Brief =>
Check every line of the material below, and show those that contain "ファインダー使用時".
++++
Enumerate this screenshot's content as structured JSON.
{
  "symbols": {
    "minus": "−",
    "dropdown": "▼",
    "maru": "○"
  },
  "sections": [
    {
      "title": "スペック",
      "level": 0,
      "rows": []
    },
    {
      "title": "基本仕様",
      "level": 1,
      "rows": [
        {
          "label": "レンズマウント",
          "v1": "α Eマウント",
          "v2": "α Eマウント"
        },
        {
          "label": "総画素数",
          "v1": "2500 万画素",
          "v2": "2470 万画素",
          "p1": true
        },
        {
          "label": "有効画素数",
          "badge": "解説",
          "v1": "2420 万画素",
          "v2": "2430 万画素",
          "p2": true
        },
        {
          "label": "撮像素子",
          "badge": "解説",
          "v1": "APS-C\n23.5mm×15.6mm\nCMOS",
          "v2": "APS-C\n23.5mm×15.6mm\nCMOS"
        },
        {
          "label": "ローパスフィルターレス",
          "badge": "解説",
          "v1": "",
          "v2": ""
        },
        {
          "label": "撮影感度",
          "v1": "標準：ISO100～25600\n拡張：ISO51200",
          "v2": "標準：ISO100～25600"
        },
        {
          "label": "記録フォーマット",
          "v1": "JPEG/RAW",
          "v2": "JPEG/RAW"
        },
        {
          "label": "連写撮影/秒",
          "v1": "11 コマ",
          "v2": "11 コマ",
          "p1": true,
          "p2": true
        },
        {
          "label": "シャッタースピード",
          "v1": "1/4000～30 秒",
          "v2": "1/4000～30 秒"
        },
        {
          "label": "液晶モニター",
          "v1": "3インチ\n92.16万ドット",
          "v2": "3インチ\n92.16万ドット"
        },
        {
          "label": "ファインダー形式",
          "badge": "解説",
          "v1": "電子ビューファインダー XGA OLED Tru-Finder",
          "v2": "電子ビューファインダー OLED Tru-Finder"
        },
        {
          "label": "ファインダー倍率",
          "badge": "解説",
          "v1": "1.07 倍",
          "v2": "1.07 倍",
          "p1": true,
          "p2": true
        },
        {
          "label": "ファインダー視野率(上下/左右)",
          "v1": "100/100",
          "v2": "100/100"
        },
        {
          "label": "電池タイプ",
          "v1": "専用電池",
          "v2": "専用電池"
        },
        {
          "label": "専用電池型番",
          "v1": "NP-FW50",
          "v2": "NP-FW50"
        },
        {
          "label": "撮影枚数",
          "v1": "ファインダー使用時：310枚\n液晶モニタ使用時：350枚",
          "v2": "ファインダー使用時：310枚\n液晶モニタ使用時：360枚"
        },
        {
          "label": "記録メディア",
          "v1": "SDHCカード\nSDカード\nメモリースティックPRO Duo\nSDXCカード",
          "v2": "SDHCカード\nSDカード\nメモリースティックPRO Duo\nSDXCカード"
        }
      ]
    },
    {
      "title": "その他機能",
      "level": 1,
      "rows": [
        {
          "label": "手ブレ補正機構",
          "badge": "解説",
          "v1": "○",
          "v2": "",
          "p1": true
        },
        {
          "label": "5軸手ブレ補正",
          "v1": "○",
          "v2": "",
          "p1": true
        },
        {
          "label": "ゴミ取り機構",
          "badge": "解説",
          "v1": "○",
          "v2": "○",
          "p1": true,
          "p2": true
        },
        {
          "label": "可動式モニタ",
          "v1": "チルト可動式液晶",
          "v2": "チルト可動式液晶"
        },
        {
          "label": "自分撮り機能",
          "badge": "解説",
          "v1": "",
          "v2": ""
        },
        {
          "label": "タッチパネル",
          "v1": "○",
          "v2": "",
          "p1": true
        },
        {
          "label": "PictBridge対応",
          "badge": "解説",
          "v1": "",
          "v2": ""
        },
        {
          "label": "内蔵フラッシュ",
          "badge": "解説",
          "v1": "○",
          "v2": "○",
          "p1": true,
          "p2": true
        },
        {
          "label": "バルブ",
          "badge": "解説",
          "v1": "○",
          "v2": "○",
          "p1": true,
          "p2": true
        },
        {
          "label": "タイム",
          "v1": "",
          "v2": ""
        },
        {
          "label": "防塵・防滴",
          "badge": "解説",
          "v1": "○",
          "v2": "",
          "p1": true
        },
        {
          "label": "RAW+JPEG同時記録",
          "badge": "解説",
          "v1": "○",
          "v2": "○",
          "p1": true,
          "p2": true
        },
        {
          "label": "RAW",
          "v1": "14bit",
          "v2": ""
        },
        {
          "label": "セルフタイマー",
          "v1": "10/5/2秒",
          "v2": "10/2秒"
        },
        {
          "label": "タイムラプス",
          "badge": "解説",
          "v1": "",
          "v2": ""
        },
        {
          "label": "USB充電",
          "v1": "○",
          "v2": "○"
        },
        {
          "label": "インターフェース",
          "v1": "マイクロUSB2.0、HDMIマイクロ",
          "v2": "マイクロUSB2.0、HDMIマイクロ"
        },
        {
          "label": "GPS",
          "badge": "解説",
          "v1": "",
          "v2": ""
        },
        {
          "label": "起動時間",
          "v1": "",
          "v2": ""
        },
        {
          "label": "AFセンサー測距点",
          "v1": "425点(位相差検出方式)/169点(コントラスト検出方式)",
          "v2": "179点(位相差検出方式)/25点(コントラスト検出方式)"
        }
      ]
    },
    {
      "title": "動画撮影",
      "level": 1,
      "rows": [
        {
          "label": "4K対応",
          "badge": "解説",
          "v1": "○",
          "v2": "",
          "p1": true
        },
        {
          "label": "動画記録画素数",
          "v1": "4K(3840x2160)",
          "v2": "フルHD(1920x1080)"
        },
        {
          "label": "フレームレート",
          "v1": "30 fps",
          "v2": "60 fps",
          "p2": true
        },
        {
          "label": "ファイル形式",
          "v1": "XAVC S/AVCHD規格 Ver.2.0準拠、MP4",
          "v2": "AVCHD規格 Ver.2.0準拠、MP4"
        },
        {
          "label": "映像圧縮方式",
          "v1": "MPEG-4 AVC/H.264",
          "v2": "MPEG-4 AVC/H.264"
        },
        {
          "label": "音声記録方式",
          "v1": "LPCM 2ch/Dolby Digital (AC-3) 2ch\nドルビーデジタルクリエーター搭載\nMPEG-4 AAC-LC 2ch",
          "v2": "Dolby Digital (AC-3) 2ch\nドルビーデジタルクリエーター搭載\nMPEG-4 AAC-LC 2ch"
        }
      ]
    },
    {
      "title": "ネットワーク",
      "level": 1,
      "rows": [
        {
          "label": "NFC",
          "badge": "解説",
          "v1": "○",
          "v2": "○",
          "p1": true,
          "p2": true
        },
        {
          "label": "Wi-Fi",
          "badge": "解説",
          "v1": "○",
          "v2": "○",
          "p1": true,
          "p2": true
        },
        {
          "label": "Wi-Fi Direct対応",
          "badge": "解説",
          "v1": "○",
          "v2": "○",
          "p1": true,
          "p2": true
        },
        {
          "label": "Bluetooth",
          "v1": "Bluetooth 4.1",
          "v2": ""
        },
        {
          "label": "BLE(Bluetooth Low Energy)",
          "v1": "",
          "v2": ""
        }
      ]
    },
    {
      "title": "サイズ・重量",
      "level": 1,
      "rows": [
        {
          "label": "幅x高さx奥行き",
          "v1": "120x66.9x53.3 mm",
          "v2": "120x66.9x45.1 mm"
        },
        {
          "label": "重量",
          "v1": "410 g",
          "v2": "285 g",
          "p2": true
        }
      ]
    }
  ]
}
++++
Completed task =>
          "v1": "ファインダー使用時：310枚\n液晶モニタ使用時：350枚",
          "v2": "ファインダー使用時：310枚\n液晶モニタ使用時：360枚"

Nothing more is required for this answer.